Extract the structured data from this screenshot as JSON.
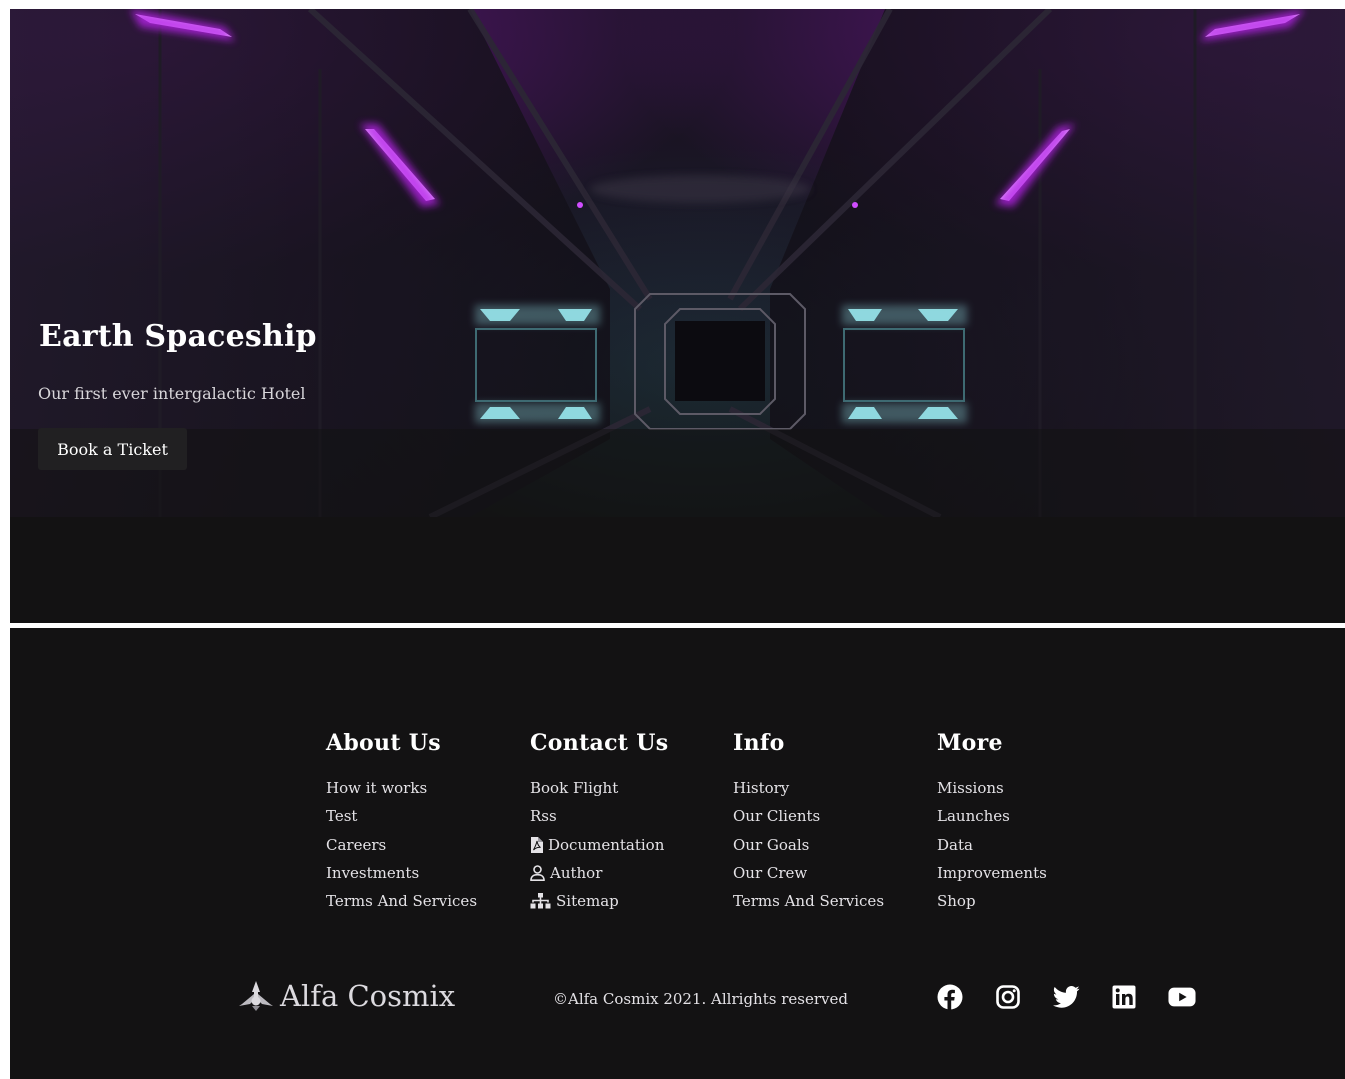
{
  "hero": {
    "title": "Earth Spaceship",
    "subtitle": "Our first ever intergalactic Hotel",
    "cta_label": "Book a Ticket"
  },
  "footer": {
    "columns": [
      {
        "title": "About Us",
        "links": [
          "How it works",
          "Test",
          "Careers",
          "Investments",
          "Terms And Services"
        ]
      },
      {
        "title": "Contact Us",
        "links": [
          "Book Flight",
          "Rss",
          "Documentation",
          "Author",
          "Sitemap"
        ],
        "icons": [
          "",
          "",
          "file-pdf-icon",
          "user-icon",
          "sitemap-icon"
        ]
      },
      {
        "title": "Info",
        "links": [
          "History",
          "Our Clients",
          "Our Goals",
          "Our Crew",
          "Terms And Services"
        ]
      },
      {
        "title": "More",
        "links": [
          "Missions",
          "Launches",
          "Data",
          "Improvements",
          "Shop"
        ]
      }
    ],
    "brand_name": "Alfa Cosmix",
    "copyright": "©Alfa Cosmix 2021. Allrights reserved",
    "socials": [
      "facebook-icon",
      "instagram-icon",
      "twitter-icon",
      "linkedin-icon",
      "youtube-icon"
    ]
  },
  "colors": {
    "background": "#131213",
    "accent_purple": "#a21fd6",
    "accent_teal": "#8fd8df"
  }
}
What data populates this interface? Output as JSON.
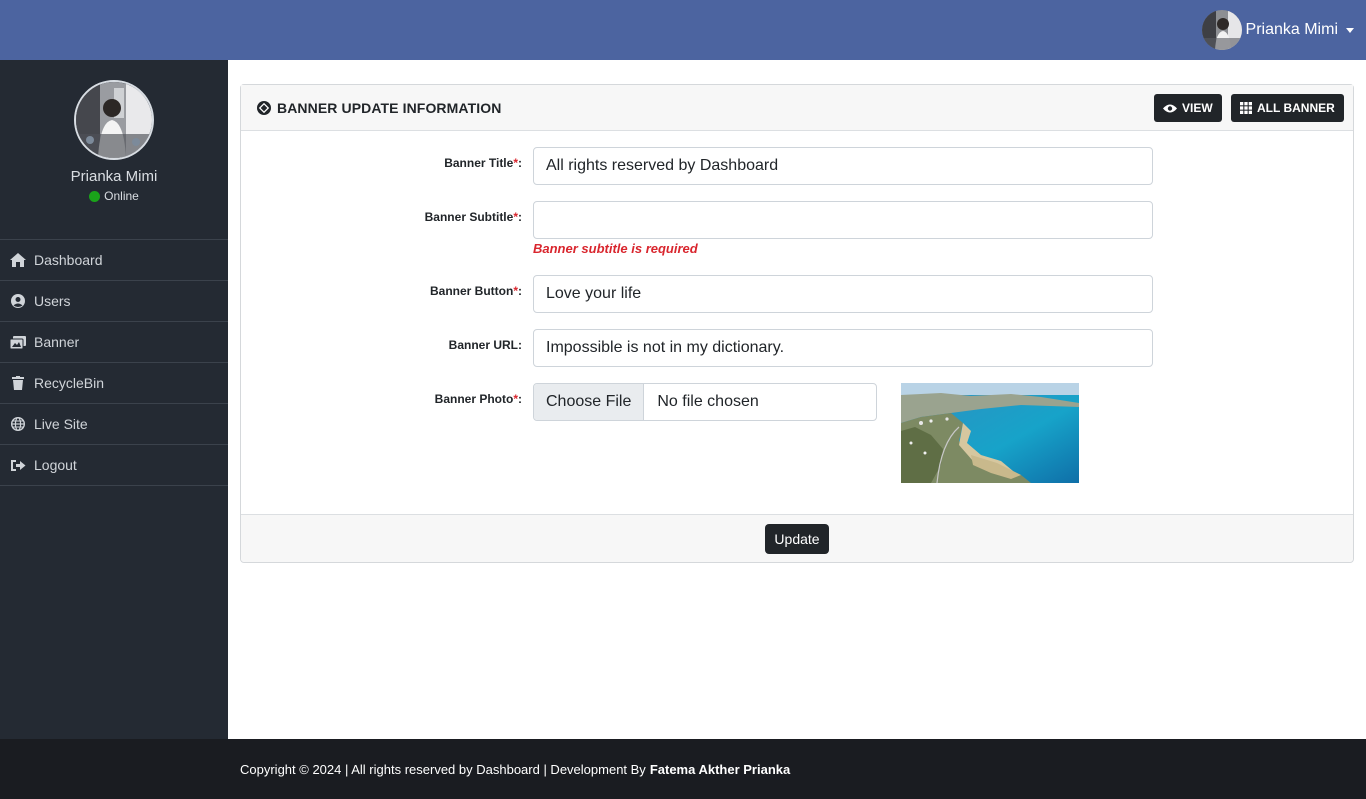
{
  "topbar": {
    "user_name": "Prianka Mimi",
    "avatar_icon": "user-photo-icon",
    "dropdown_icon": "caret-down-icon",
    "background": "#4c64a0"
  },
  "sidebar": {
    "profile": {
      "name": "Prianka Mimi",
      "status": "Online",
      "status_color": "#1aa31a"
    },
    "items": [
      {
        "label": "Dashboard",
        "icon": "home-icon"
      },
      {
        "label": "Users",
        "icon": "user-circle-icon"
      },
      {
        "label": "Banner",
        "icon": "images-icon"
      },
      {
        "label": "RecycleBin",
        "icon": "trash-icon"
      },
      {
        "label": "Live Site",
        "icon": "globe-icon"
      },
      {
        "label": "Logout",
        "icon": "sign-out-icon"
      }
    ]
  },
  "card": {
    "title": "BANNER UPDATE INFORMATION",
    "title_icon": "badge-icon",
    "view_button": "VIEW",
    "all_banner_button": "ALL BANNER",
    "update_button": "Update"
  },
  "form": {
    "required_mark": "*",
    "title": {
      "label": "Banner Title",
      "value": "All rights reserved by Dashboard"
    },
    "subtitle": {
      "label": "Banner Subtitle",
      "value": "",
      "error": "Banner subtitle is required"
    },
    "button": {
      "label": "Banner Button",
      "value": "Love your life"
    },
    "url": {
      "label": "Banner URL",
      "value": "Impossible is not in my dictionary."
    },
    "photo": {
      "label": "Banner Photo",
      "choose_label": "Choose File",
      "file_status": "No file chosen"
    }
  },
  "footer": {
    "text": "Copyright © 2024 | All rights reserved by Dashboard | Development By",
    "author": "Fatema Akther Prianka"
  }
}
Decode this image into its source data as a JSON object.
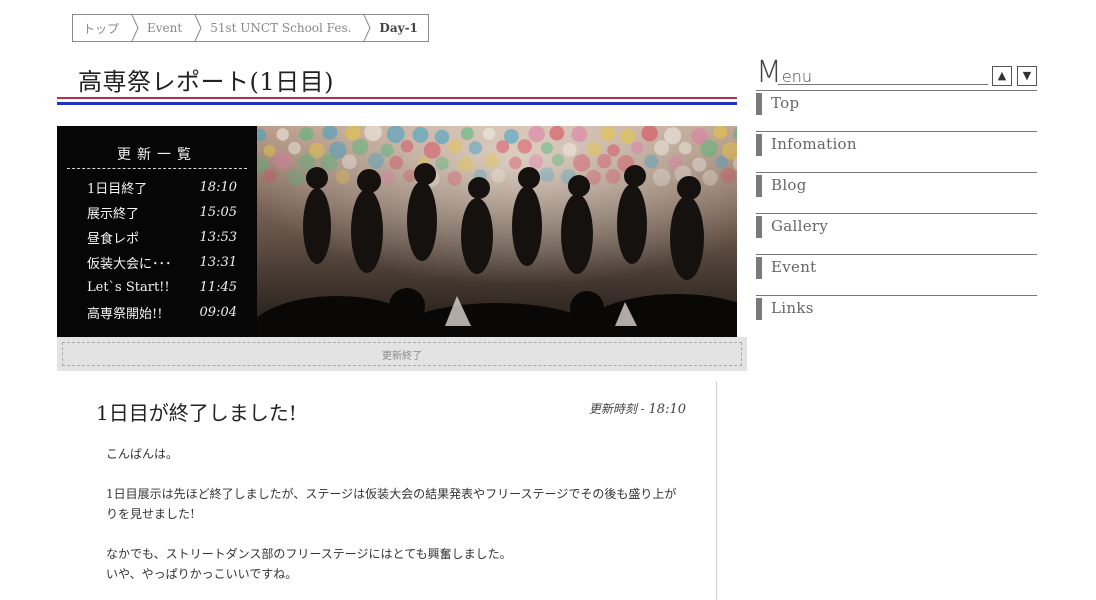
{
  "breadcrumb": [
    {
      "label": "トップ"
    },
    {
      "label": "Event"
    },
    {
      "label": "51st UNCT School Fes."
    },
    {
      "label": "Day-1"
    }
  ],
  "page": {
    "title": "高専祭レポート(1日目)"
  },
  "updates": {
    "heading": "更新一覧",
    "items": [
      {
        "label": "1日目終了",
        "time": "18:10"
      },
      {
        "label": "展示終了",
        "time": "15:05"
      },
      {
        "label": "昼食レポ",
        "time": "13:53"
      },
      {
        "label": "仮装大会に･･･",
        "time": "13:31"
      },
      {
        "label": "Let`s Start!!",
        "time": "11:45"
      },
      {
        "label": "高専祭開始!!",
        "time": "09:04"
      }
    ],
    "status": "更新終了"
  },
  "article": {
    "title": "1日目が終了しました!",
    "time_label": "更新時刻 - ",
    "time_value": "18:10",
    "paragraphs": [
      "こんばんは。",
      "1日目展示は先ほど終了しましたが、ステージは仮装大会の結果発表やフリーステージでその後も盛り上がりを見せました!",
      "なかでも、ストリートダンス部のフリーステージにはとても興奮しました。",
      "いや、やっぱりかっこいいですね。"
    ]
  },
  "menu": {
    "title_first": "M",
    "title_rest": "enu",
    "up_glyph": "▲",
    "down_glyph": "▼",
    "items": [
      {
        "label": "Top"
      },
      {
        "label": "Infomation"
      },
      {
        "label": "Blog"
      },
      {
        "label": "Gallery"
      },
      {
        "label": "Event"
      },
      {
        "label": "Links"
      }
    ]
  },
  "colors": {
    "title_line_red": "#b0334a",
    "title_line_blue": "#2233bb",
    "menu_bar": "#7a7a7a"
  },
  "icons": [
    "chevron-right-icon",
    "arrow-up-icon",
    "arrow-down-icon"
  ]
}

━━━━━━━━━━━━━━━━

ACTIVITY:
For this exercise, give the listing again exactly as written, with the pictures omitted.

WRITTEN RESPONSE:
Extract the structured data from this screenshot as JSON.
{
  "hero": {
    "title": "Earth Spaceship",
    "subtitle": "Our first ever intergalactic Hotel",
    "cta_label": "Book a Ticket"
  },
  "footer": {
    "columns": [
      {
        "title": "About Us",
        "links": [
          "How it works",
          "Test",
          "Careers",
          "Investments",
          "Terms And Services"
        ]
      },
      {
        "title": "Contact Us",
        "links": [
          "Book Flight",
          "Rss",
          "Documentation",
          "Author",
          "Sitemap"
        ],
        "icons": [
          "",
          "",
          "file-pdf-icon",
          "user-icon",
          "sitemap-icon"
        ]
      },
      {
        "title": "Info",
        "links": [
          "History",
          "Our Clients",
          "Our Goals",
          "Our Crew",
          "Terms And Services"
        ]
      },
      {
        "title": "More",
        "links": [
          "Missions",
          "Launches",
          "Data",
          "Improvements",
          "Shop"
        ]
      }
    ],
    "brand_name": "Alfa Cosmix",
    "copyright": "©Alfa Cosmix 2021. Allrights reserved",
    "socials": [
      "facebook-icon",
      "instagram-icon",
      "twitter-icon",
      "linkedin-icon",
      "youtube-icon"
    ]
  },
  "colors": {
    "background": "#131213",
    "accent_purple": "#a21fd6",
    "accent_teal": "#8fd8df"
  }
}
What data populates this interface? Output as JSON.
{
  "topbar": {
    "user_name": "Prianka Mimi",
    "avatar_icon": "user-photo-icon",
    "dropdown_icon": "caret-down-icon",
    "background": "#4c64a0"
  },
  "sidebar": {
    "profile": {
      "name": "Prianka Mimi",
      "status": "Online",
      "status_color": "#1aa31a"
    },
    "items": [
      {
        "label": "Dashboard",
        "icon": "home-icon"
      },
      {
        "label": "Users",
        "icon": "user-circle-icon"
      },
      {
        "label": "Banner",
        "icon": "images-icon"
      },
      {
        "label": "RecycleBin",
        "icon": "trash-icon"
      },
      {
        "label": "Live Site",
        "icon": "globe-icon"
      },
      {
        "label": "Logout",
        "icon": "sign-out-icon"
      }
    ]
  },
  "card": {
    "title": "BANNER UPDATE INFORMATION",
    "title_icon": "badge-icon",
    "view_button": "VIEW",
    "all_banner_button": "ALL BANNER",
    "update_button": "Update"
  },
  "form": {
    "required_mark": "*",
    "title": {
      "label": "Banner Title",
      "value": "All rights reserved by Dashboard"
    },
    "subtitle": {
      "label": "Banner Subtitle",
      "value": "",
      "error": "Banner subtitle is required"
    },
    "button": {
      "label": "Banner Button",
      "value": "Love your life"
    },
    "url": {
      "label": "Banner URL",
      "value": "Impossible is not in my dictionary."
    },
    "photo": {
      "label": "Banner Photo",
      "choose_label": "Choose File",
      "file_status": "No file chosen"
    }
  },
  "footer": {
    "text": "Copyright © 2024 | All rights reserved by Dashboard | Development By",
    "author": "Fatema Akther Prianka"
  }
}
Decode this image into its source data as a JSON object.
{
  "breadcrumb": [
    {
      "label": "トップ"
    },
    {
      "label": "Event"
    },
    {
      "label": "51st UNCT School Fes."
    },
    {
      "label": "Day-1"
    }
  ],
  "page": {
    "title": "高専祭レポート(1日目)"
  },
  "updates": {
    "heading": "更新一覧",
    "items": [
      {
        "label": "1日目終了",
        "time": "18:10"
      },
      {
        "label": "展示終了",
        "time": "15:05"
      },
      {
        "label": "昼食レポ",
        "time": "13:53"
      },
      {
        "label": "仮装大会に･･･",
        "time": "13:31"
      },
      {
        "label": "Let`s Start!!",
        "time": "11:45"
      },
      {
        "label": "高専祭開始!!",
        "time": "09:04"
      }
    ],
    "status": "更新終了"
  },
  "article": {
    "title": "1日目が終了しました!",
    "time_label": "更新時刻 - ",
    "time_value": "18:10",
    "paragraphs": [
      "こんばんは。",
      "1日目展示は先ほど終了しましたが、ステージは仮装大会の結果発表やフリーステージでその後も盛り上がりを見せました!",
      "なかでも、ストリートダンス部のフリーステージにはとても興奮しました。",
      "いや、やっぱりかっこいいですね。"
    ]
  },
  "menu": {
    "title_first": "M",
    "title_rest": "enu",
    "up_glyph": "▲",
    "down_glyph": "▼",
    "items": [
      {
        "label": "Top"
      },
      {
        "label": "Infomation"
      },
      {
        "label": "Blog"
      },
      {
        "label": "Gallery"
      },
      {
        "label": "Event"
      },
      {
        "label": "Links"
      }
    ]
  },
  "colors": {
    "title_line_red": "#b0334a",
    "title_line_blue": "#2233bb",
    "menu_bar": "#7a7a7a"
  },
  "icons": [
    "chevron-right-icon",
    "arrow-up-icon",
    "arrow-down-icon"
  ]
}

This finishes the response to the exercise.